Aetherwellen-Musik.de

Home-brewed Theremins ... and other strange devices

Tektronix Type 576 Curve-Tracer

From a local industrial measurement equipment reseller I acquired a vintage non functional Tektronix Type 576 Curve-Tracer (first series, manufactured by Tektronix Holland N.V. /Heerenveen in the Netherlands) including several test-fixture units but no component test-adapters. The unit had to be serviced as described below.

Adjustment

To adjust the TEK576 Curve-Tracer, the Calibration Fixture (TEK067059900) has to be used. It provides calibration voltages and currents for the horizontal- and vertical deflection units of the TEK576. In addition, it contains current-loads for testing the collector supply and step generator.  Because this unit was not available, it had to be substituted. Luckily, I was able to find a manual for the calibration unit, containing schematics and circuit description. Although complex, circuit parts, which had to rebuild, could be identified. The circuit provides synchronous pulses of +25V and 0.5V as well as a synchronous 0.5V saw-tooth signal. In addition, a service jack and switch was added to the TEK576, to connect the pulse source and other DC calibration signals.



HV-Range Reactivation

When I first acquired the TEK576 Curve-Tracer (which was manufactured by TEK Netherlands around 1974) the high-voltage (HV) ranges had been partially deactivated by the previous owner, as marked by a sticker. To reactivate the high-voltage, it was necessary to partially dismantle the collector voltage switch unit, which was quite complicated and took a long time. Soldering points were hidden or blocked by other parts. Nevertheless, the HV could be brought back to full functionality.



Faulty HV-Transformer

The HV transformer of the early production TEK576 Curve-Tracers contains an isolation compound which is hygroscopic. This leads to high losses and excessive currents within the HV circuit, causing the power supplies over-current protection circuit to switch off.
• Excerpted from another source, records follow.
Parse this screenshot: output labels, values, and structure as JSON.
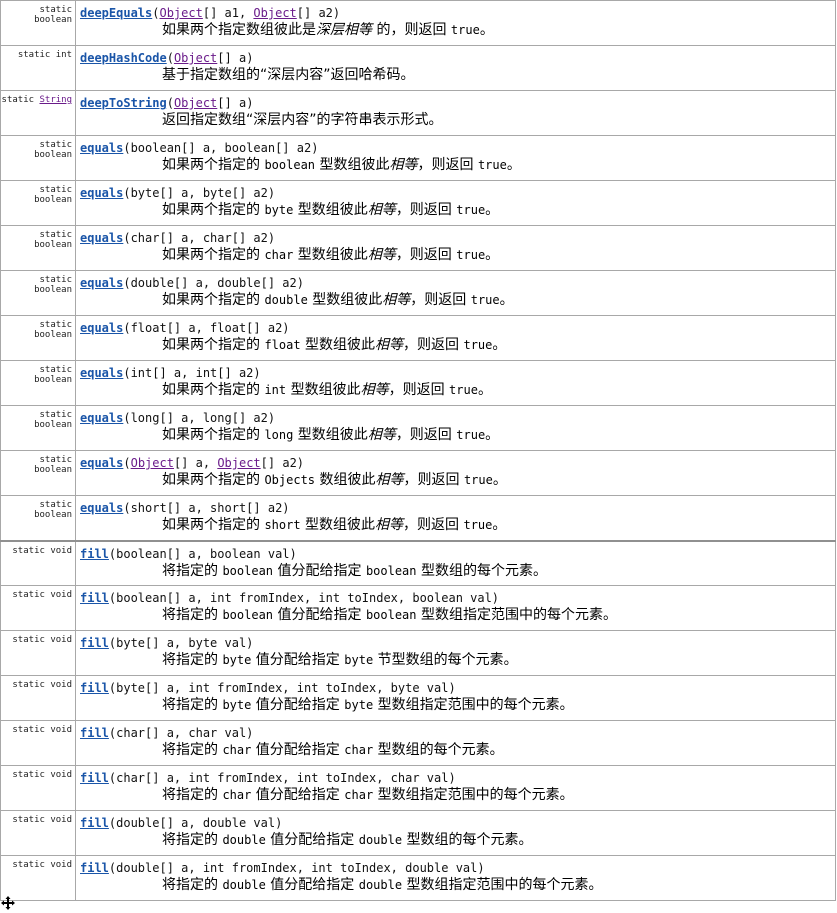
{
  "rows": [
    {
      "mod_pre": "static boolean",
      "mod_link": "",
      "name": "deepEquals",
      "params": [
        {
          "t": "(",
          "link": false
        },
        {
          "t": "Object",
          "link": true
        },
        {
          "t": "[] a1, ",
          "link": false
        },
        {
          "t": "Object",
          "link": true
        },
        {
          "t": "[] a2)",
          "link": false
        }
      ],
      "desc": [
        {
          "t": "如果两个指定数组彼此是",
          "k": "n"
        },
        {
          "t": "深层相等",
          "k": "i"
        },
        {
          "t": " 的，则返回 ",
          "k": "n"
        },
        {
          "t": "true",
          "k": "m"
        },
        {
          "t": "。",
          "k": "n"
        }
      ]
    },
    {
      "mod_pre": "static int",
      "mod_link": "",
      "name": "deepHashCode",
      "params": [
        {
          "t": "(",
          "link": false
        },
        {
          "t": "Object",
          "link": true
        },
        {
          "t": "[] a)",
          "link": false
        }
      ],
      "desc": [
        {
          "t": "基于指定数组的“深层内容”返回哈希码。",
          "k": "n"
        }
      ]
    },
    {
      "mod_pre": "static ",
      "mod_link": "String",
      "name": "deepToString",
      "params": [
        {
          "t": "(",
          "link": false
        },
        {
          "t": "Object",
          "link": true
        },
        {
          "t": "[] a)",
          "link": false
        }
      ],
      "desc": [
        {
          "t": "返回指定数组“深层内容”的字符串表示形式。",
          "k": "n"
        }
      ]
    },
    {
      "mod_pre": "static boolean",
      "mod_link": "",
      "name": "equals",
      "params": [
        {
          "t": "(boolean[] a, boolean[] a2)",
          "link": false
        }
      ],
      "desc": [
        {
          "t": "如果两个指定的 ",
          "k": "n"
        },
        {
          "t": "boolean",
          "k": "m"
        },
        {
          "t": " 型数组彼此",
          "k": "n"
        },
        {
          "t": "相等",
          "k": "i"
        },
        {
          "t": "，则返回 ",
          "k": "n"
        },
        {
          "t": "true",
          "k": "m"
        },
        {
          "t": "。",
          "k": "n"
        }
      ]
    },
    {
      "mod_pre": "static boolean",
      "mod_link": "",
      "name": "equals",
      "params": [
        {
          "t": "(byte[] a, byte[] a2)",
          "link": false
        }
      ],
      "desc": [
        {
          "t": "如果两个指定的 ",
          "k": "n"
        },
        {
          "t": "byte",
          "k": "m"
        },
        {
          "t": " 型数组彼此",
          "k": "n"
        },
        {
          "t": "相等",
          "k": "i"
        },
        {
          "t": "，则返回 ",
          "k": "n"
        },
        {
          "t": "true",
          "k": "m"
        },
        {
          "t": "。",
          "k": "n"
        }
      ]
    },
    {
      "mod_pre": "static boolean",
      "mod_link": "",
      "name": "equals",
      "params": [
        {
          "t": "(char[] a, char[] a2)",
          "link": false
        }
      ],
      "desc": [
        {
          "t": "如果两个指定的 ",
          "k": "n"
        },
        {
          "t": "char",
          "k": "m"
        },
        {
          "t": " 型数组彼此",
          "k": "n"
        },
        {
          "t": "相等",
          "k": "i"
        },
        {
          "t": "，则返回 ",
          "k": "n"
        },
        {
          "t": "true",
          "k": "m"
        },
        {
          "t": "。",
          "k": "n"
        }
      ]
    },
    {
      "mod_pre": "static boolean",
      "mod_link": "",
      "name": "equals",
      "params": [
        {
          "t": "(double[] a, double[] a2)",
          "link": false
        }
      ],
      "desc": [
        {
          "t": "如果两个指定的 ",
          "k": "n"
        },
        {
          "t": "double",
          "k": "m"
        },
        {
          "t": " 型数组彼此",
          "k": "n"
        },
        {
          "t": "相等",
          "k": "i"
        },
        {
          "t": "，则返回 ",
          "k": "n"
        },
        {
          "t": "true",
          "k": "m"
        },
        {
          "t": "。",
          "k": "n"
        }
      ]
    },
    {
      "mod_pre": "static boolean",
      "mod_link": "",
      "name": "equals",
      "params": [
        {
          "t": "(float[] a, float[] a2)",
          "link": false
        }
      ],
      "desc": [
        {
          "t": "如果两个指定的 ",
          "k": "n"
        },
        {
          "t": "float",
          "k": "m"
        },
        {
          "t": " 型数组彼此",
          "k": "n"
        },
        {
          "t": "相等",
          "k": "i"
        },
        {
          "t": "，则返回 ",
          "k": "n"
        },
        {
          "t": "true",
          "k": "m"
        },
        {
          "t": "。",
          "k": "n"
        }
      ]
    },
    {
      "mod_pre": "static boolean",
      "mod_link": "",
      "name": "equals",
      "params": [
        {
          "t": "(int[] a, int[] a2)",
          "link": false
        }
      ],
      "desc": [
        {
          "t": "如果两个指定的 ",
          "k": "n"
        },
        {
          "t": "int",
          "k": "m"
        },
        {
          "t": " 型数组彼此",
          "k": "n"
        },
        {
          "t": "相等",
          "k": "i"
        },
        {
          "t": "，则返回 ",
          "k": "n"
        },
        {
          "t": "true",
          "k": "m"
        },
        {
          "t": "。",
          "k": "n"
        }
      ]
    },
    {
      "mod_pre": "static boolean",
      "mod_link": "",
      "name": "equals",
      "params": [
        {
          "t": "(long[] a, long[] a2)",
          "link": false
        }
      ],
      "desc": [
        {
          "t": "如果两个指定的 ",
          "k": "n"
        },
        {
          "t": "long",
          "k": "m"
        },
        {
          "t": " 型数组彼此",
          "k": "n"
        },
        {
          "t": "相等",
          "k": "i"
        },
        {
          "t": "，则返回 ",
          "k": "n"
        },
        {
          "t": "true",
          "k": "m"
        },
        {
          "t": "。",
          "k": "n"
        }
      ]
    },
    {
      "mod_pre": "static boolean",
      "mod_link": "",
      "name": "equals",
      "params": [
        {
          "t": "(",
          "link": false
        },
        {
          "t": "Object",
          "link": true
        },
        {
          "t": "[] a, ",
          "link": false
        },
        {
          "t": "Object",
          "link": true
        },
        {
          "t": "[] a2)",
          "link": false
        }
      ],
      "desc": [
        {
          "t": "如果两个指定的 ",
          "k": "n"
        },
        {
          "t": "Objects",
          "k": "m"
        },
        {
          "t": " 数组彼此",
          "k": "n"
        },
        {
          "t": "相等",
          "k": "i"
        },
        {
          "t": "，则返回 ",
          "k": "n"
        },
        {
          "t": "true",
          "k": "m"
        },
        {
          "t": "。",
          "k": "n"
        }
      ]
    },
    {
      "mod_pre": "static boolean",
      "mod_link": "",
      "name": "equals",
      "params": [
        {
          "t": "(short[] a, short[] a2)",
          "link": false
        }
      ],
      "desc": [
        {
          "t": "如果两个指定的 ",
          "k": "n"
        },
        {
          "t": "short",
          "k": "m"
        },
        {
          "t": " 型数组彼此",
          "k": "n"
        },
        {
          "t": "相等",
          "k": "i"
        },
        {
          "t": "，则返回 ",
          "k": "n"
        },
        {
          "t": "true",
          "k": "m"
        },
        {
          "t": "。",
          "k": "n"
        }
      ]
    },
    {
      "mod_pre": "static void",
      "mod_link": "",
      "name": "fill",
      "sep": true,
      "params": [
        {
          "t": "(boolean[] a, boolean val)",
          "link": false
        }
      ],
      "desc": [
        {
          "t": "将指定的 ",
          "k": "n"
        },
        {
          "t": "boolean",
          "k": "m"
        },
        {
          "t": " 值分配给指定 ",
          "k": "n"
        },
        {
          "t": "boolean",
          "k": "m"
        },
        {
          "t": " 型数组的每个元素。",
          "k": "n"
        }
      ]
    },
    {
      "mod_pre": "static void",
      "mod_link": "",
      "name": "fill",
      "params": [
        {
          "t": "(boolean[] a, int fromIndex, int toIndex, boolean val)",
          "link": false
        }
      ],
      "desc": [
        {
          "t": "将指定的 ",
          "k": "n"
        },
        {
          "t": "boolean",
          "k": "m"
        },
        {
          "t": " 值分配给指定 ",
          "k": "n"
        },
        {
          "t": "boolean",
          "k": "m"
        },
        {
          "t": " 型数组指定范围中的每个元素。",
          "k": "n"
        }
      ]
    },
    {
      "mod_pre": "static void",
      "mod_link": "",
      "name": "fill",
      "params": [
        {
          "t": "(byte[] a, byte val)",
          "link": false
        }
      ],
      "desc": [
        {
          "t": "将指定的 ",
          "k": "n"
        },
        {
          "t": "byte",
          "k": "m"
        },
        {
          "t": " 值分配给指定 ",
          "k": "n"
        },
        {
          "t": "byte",
          "k": "m"
        },
        {
          "t": " 节型数组的每个元素。",
          "k": "n"
        }
      ]
    },
    {
      "mod_pre": "static void",
      "mod_link": "",
      "name": "fill",
      "params": [
        {
          "t": "(byte[] a, int fromIndex, int toIndex, byte val)",
          "link": false
        }
      ],
      "desc": [
        {
          "t": "将指定的 ",
          "k": "n"
        },
        {
          "t": "byte",
          "k": "m"
        },
        {
          "t": " 值分配给指定 ",
          "k": "n"
        },
        {
          "t": "byte",
          "k": "m"
        },
        {
          "t": " 型数组指定范围中的每个元素。",
          "k": "n"
        }
      ]
    },
    {
      "mod_pre": "static void",
      "mod_link": "",
      "name": "fill",
      "params": [
        {
          "t": "(char[] a, char val)",
          "link": false
        }
      ],
      "desc": [
        {
          "t": "将指定的 ",
          "k": "n"
        },
        {
          "t": "char",
          "k": "m"
        },
        {
          "t": " 值分配给指定 ",
          "k": "n"
        },
        {
          "t": "char",
          "k": "m"
        },
        {
          "t": " 型数组的每个元素。",
          "k": "n"
        }
      ]
    },
    {
      "mod_pre": "static void",
      "mod_link": "",
      "name": "fill",
      "params": [
        {
          "t": "(char[] a, int fromIndex, int toIndex, char val)",
          "link": false
        }
      ],
      "desc": [
        {
          "t": "将指定的 ",
          "k": "n"
        },
        {
          "t": "char",
          "k": "m"
        },
        {
          "t": " 值分配给指定 ",
          "k": "n"
        },
        {
          "t": "char",
          "k": "m"
        },
        {
          "t": " 型数组指定范围中的每个元素。",
          "k": "n"
        }
      ]
    },
    {
      "mod_pre": "static void",
      "mod_link": "",
      "name": "fill",
      "params": [
        {
          "t": "(double[] a, double val)",
          "link": false
        }
      ],
      "desc": [
        {
          "t": "将指定的 ",
          "k": "n"
        },
        {
          "t": "double",
          "k": "m"
        },
        {
          "t": " 值分配给指定 ",
          "k": "n"
        },
        {
          "t": "double",
          "k": "m"
        },
        {
          "t": " 型数组的每个元素。",
          "k": "n"
        }
      ]
    },
    {
      "mod_pre": "static void",
      "mod_link": "",
      "name": "fill",
      "params": [
        {
          "t": "(double[] a, int fromIndex, int toIndex, double val)",
          "link": false
        }
      ],
      "desc": [
        {
          "t": "将指定的 ",
          "k": "n"
        },
        {
          "t": "double",
          "k": "m"
        },
        {
          "t": " 值分配给指定 ",
          "k": "n"
        },
        {
          "t": "double",
          "k": "m"
        },
        {
          "t": " 型数组指定范围中的每个元素。",
          "k": "n"
        }
      ]
    }
  ]
}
Because there was nothing to loose, I tried to carefully remove the brown sticky wax-like compound. Because the inner construction was unknown, layer by layer was removed using a small knife and pliers. Special care was necessary to not cut the thin wires of the HV winding. After all compound was removed, the windings have been covered by insulation enamel. In addition, the ferrite core next to the winding have been covered by isolation-tape. In the finished reassembled HV circuit, no spark-overs have been noticed, even when the transformer is not entirely encapsulated by compound. The resulting HV and currents are now within tolerances.
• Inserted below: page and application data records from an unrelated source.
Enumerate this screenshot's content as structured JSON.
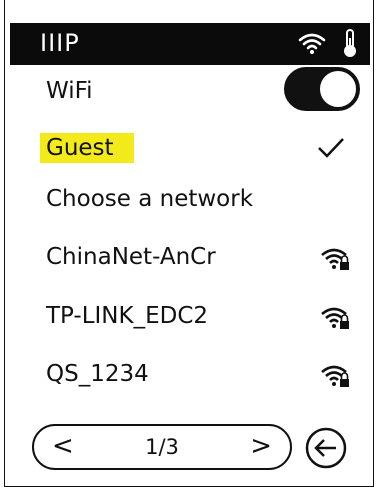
{
  "status_bar": {
    "app_name": "IIIP",
    "wifi_icon": "wifi-icon",
    "thermo_icon": "thermometer-icon",
    "background": "#0b0b0b"
  },
  "wifi": {
    "label": "WiFi",
    "enabled": true
  },
  "connected": {
    "name": "Guest",
    "highlight": "#f3ea1a",
    "icon": "checkmark-icon"
  },
  "choose_label": "Choose a network",
  "networks": [
    {
      "name": "ChinaNet-AnCr",
      "icon": "wifi-locked-icon"
    },
    {
      "name": "TP-LINK_EDC2",
      "icon": "wifi-locked-icon"
    },
    {
      "name": "QS_1234",
      "icon": "wifi-locked-icon"
    }
  ],
  "pager": {
    "prev": "<",
    "page": "1/3",
    "next": ">"
  },
  "back_icon": "back-arrow-icon"
}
To archive additional cooling, a small fan was added to the cover of the HV compartment as shown in the pictures. The 12V van is operated via a current limiting resistor with lower speed.
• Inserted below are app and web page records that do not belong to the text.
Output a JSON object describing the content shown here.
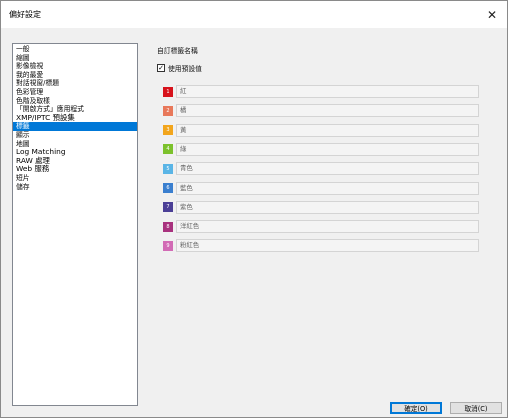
{
  "window": {
    "title": "偏好設定",
    "close_glyph": "✕"
  },
  "sidebar": {
    "items": [
      {
        "label": "一般"
      },
      {
        "label": "縮圖"
      },
      {
        "label": "影像檢視"
      },
      {
        "label": "我的最愛"
      },
      {
        "label": "對話視窗/標題"
      },
      {
        "label": "色彩管理"
      },
      {
        "label": "色階及取樣"
      },
      {
        "label": "「開啟方式」應用程式"
      },
      {
        "label": "XMP/IPTC 預設集"
      },
      {
        "label": "標籤",
        "selected": true
      },
      {
        "label": "顯示"
      },
      {
        "label": "地圖"
      },
      {
        "label": "Log Matching"
      },
      {
        "label": "RAW 處理"
      },
      {
        "label": "Web 服務"
      },
      {
        "label": "短片"
      },
      {
        "label": "儲存"
      }
    ]
  },
  "panel": {
    "section_title": "自訂標籤名稱",
    "use_default_checkbox": {
      "label": "使用預設值",
      "checked": true,
      "glyph": "✓"
    },
    "labels": [
      {
        "number": "1",
        "name": "紅",
        "color": "#d7121b"
      },
      {
        "number": "2",
        "name": "橘",
        "color": "#e8785a"
      },
      {
        "number": "3",
        "name": "黃",
        "color": "#f2a51c"
      },
      {
        "number": "4",
        "name": "綠",
        "color": "#7cc12c"
      },
      {
        "number": "5",
        "name": "青色",
        "color": "#5ab5e6"
      },
      {
        "number": "6",
        "name": "藍色",
        "color": "#3a7fcf"
      },
      {
        "number": "7",
        "name": "紫色",
        "color": "#4b3f96"
      },
      {
        "number": "8",
        "name": "洋紅色",
        "color": "#a8327e"
      },
      {
        "number": "9",
        "name": "粉紅色",
        "color": "#d26bb5"
      }
    ]
  },
  "buttons": {
    "ok": "確定(O)",
    "cancel": "取消(C)"
  }
}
Step Generator Amplitude Switch

Additional descriptions under construction!

Readout Display

Additional descriptions under construction!

Variable Sweep Voltage Converter

Additional descriptions under construction!

Readout PCB LED Conversion

Additional descriptions under construction!

Readout LED Light-Pipe

Additional descriptions under construction!

PE Indicator & Line-Connector

 Additional descriptions under construction!

Additional descriptions under construction!

Main PCBs

Additional descriptions under construction!

PCB Hinge

 Additional descriptions under construction!

Noise Trimmer-Capacitor

Additional descriptions under construction!

LV-Regulator PCB

 Additional descriptions under construction!

Indicator Lamps LED Conversion

Additional descriptions under construction!

Graticule Lamps LED Conversion

 Additional descriptions under construction!

Dispaly Switching PCB

Additional descriptions under construction!

 CRT

 Additional descriptions under construction!

 Self-Made Photo Adaptor

Additional descriptions under construction!